Wesley Snipes are both pure revelations. Stoltz is rarely seen in films these
days, and Snipes nowadays has resorted himself to mostly action fare, not to say
that those are bad films, but to see an actor like him in a film like this
really shows how much range he has as an actor.
The Waterdance is about the everyday process of continuing one's life under a tragically altered set of circumstances. It considers what life is, and under what conditions it is worth living. It is exhilarating and challenging to see a movie that knows exactly what it's talking about, and looks you straight in the eye. This is quite a gem.
A much acceptable presentation is at hand here from the folks at Columbia Tri Star. This anamorphic presentation is perfectly transferred for DVD viewing, as picture quality comes through in dynamic performance. Colors are vibrant, and image is sharp and clear as it can get, with the exception of a couple of scenes midway that turn up a little soft. Overall, The Waterdance is another winning CTS release.
Not really a fault of CTS,
as this is another example of a movie that really dialogue driven and nothing
else much. Therefore, this isn’t really a groundbreaking sounding disc.
However, given that, the disc does sound better than average, even for a simple

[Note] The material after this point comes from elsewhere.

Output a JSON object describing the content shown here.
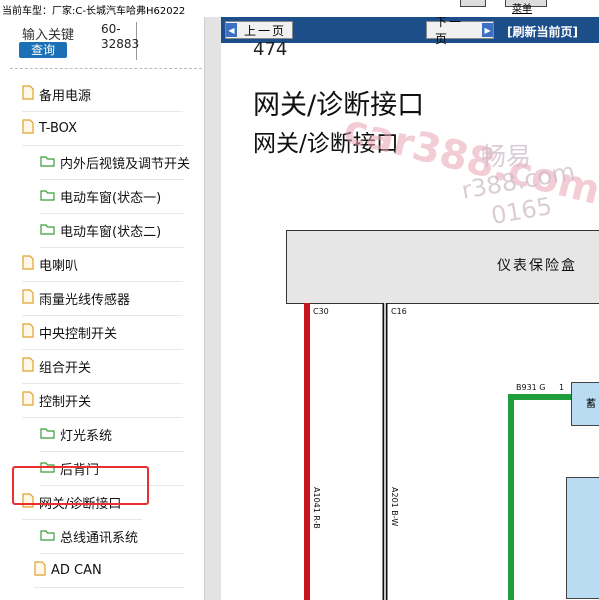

Just trailers for this film and the equally brilliant film, Birdy.